Of course, if you read the self help manuals, particularly those directed at corporate Californian architectural firms, they say this is the natural second stage of the process, following elation, and precursing something awful like 'attacking the problem'.
So, I am suddenly moved toward appreciation of those recalcitrants in the art world who have dealt with panic in their various ways; Lucien Freud never turned up, Keith Richards shot smack, but I'm hardly in their league. I found the best comfort (and ease of pain) in pouring myself a couple of large scotches and watching Dad's Army.
Above, one of my pieces, copyright me.

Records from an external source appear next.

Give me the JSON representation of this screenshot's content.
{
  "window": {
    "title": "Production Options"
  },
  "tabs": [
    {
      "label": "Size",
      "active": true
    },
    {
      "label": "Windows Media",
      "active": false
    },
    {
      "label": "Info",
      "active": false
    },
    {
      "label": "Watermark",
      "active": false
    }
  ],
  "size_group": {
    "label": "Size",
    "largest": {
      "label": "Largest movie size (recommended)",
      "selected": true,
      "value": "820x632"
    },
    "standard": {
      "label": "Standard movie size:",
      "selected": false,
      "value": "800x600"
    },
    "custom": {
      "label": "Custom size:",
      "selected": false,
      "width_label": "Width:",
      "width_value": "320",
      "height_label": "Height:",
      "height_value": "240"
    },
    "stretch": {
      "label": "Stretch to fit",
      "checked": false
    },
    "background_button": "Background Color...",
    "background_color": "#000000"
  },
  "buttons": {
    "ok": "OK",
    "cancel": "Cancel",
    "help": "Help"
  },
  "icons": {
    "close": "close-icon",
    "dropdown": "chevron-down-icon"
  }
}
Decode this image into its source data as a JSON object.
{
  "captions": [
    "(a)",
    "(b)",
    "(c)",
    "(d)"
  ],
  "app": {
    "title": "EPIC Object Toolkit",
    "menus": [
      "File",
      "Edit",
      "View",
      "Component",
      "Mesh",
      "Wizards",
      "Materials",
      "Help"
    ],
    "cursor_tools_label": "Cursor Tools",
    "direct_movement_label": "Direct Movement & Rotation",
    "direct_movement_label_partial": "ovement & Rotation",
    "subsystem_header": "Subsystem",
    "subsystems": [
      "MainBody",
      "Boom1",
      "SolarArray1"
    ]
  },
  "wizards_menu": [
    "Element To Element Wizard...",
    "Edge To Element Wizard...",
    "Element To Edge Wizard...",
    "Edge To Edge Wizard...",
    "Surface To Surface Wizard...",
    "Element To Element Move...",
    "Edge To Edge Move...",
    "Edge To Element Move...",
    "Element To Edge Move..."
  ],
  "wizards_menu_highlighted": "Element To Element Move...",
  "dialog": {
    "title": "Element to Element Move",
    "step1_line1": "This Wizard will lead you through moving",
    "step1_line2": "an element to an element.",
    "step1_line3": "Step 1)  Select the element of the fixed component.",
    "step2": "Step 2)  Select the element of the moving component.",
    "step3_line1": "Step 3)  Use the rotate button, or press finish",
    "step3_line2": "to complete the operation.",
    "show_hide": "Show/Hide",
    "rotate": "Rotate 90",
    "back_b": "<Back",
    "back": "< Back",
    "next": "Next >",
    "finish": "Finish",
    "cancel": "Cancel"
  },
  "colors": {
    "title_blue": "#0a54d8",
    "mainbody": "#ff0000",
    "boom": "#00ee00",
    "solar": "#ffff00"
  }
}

Wednesday, 4 September 2013

Adam Nathaniel Furman at Design Museum

Adam Nathaniel Furman brought nice ceramics (pots) to balmy London last night at the Design Museum, his stuff uncannily resembling the evening skyline outside. Not that he would put it like that. However I was put in such a good mood by it all I've just got Spike Milligan illustrations in my head, the stuff that goes; 'Furman pops his head out of pot to demonstrate architects as bunch of silly arses!' (top picture) 3D printed pottery? Well it was a new one on us, but terrific. Presently at the Design Museum.

Tuesday, 3 September 2013

Le Corbusier's Radio

This is an intriguing thing; a radio designed by Le Corbusier for the Brussels World Fair of 1958. Well it may not actually be by him, it looks too funky to me, too futuristic, too Googie, after all a radio is just electronics in a box, and so from my understanding of Le Corbusier's design principles I would expect a neat box but not a way out one. This looks almost contemporary. If I set a project for a box (or for that matter almost anything) to contemporary students, this is the kind of result I would get. 
LC was working on the Phillips Pavilion for the Fair with Zenakis. Together they came up with a very strange pavilion and an electronic poem to go with it. All in all the World Fair itself was very strange indeed, featuring the Atomium for one, but also an incredible shooting rocket of a pavilion for the USSR. It was all very atomic age. This is an early example of a product tie in, or signature piece. Meanwhile LC was most of the time in Chandigarh pretty much doing the complete opposite. 
This item came up on eBay the other day, I lost out on it for £77. I'm not sure if I'm relieved, because I just can't sustain all this junk, or severely disappointed, because as I said, this is a very intriguing little thing.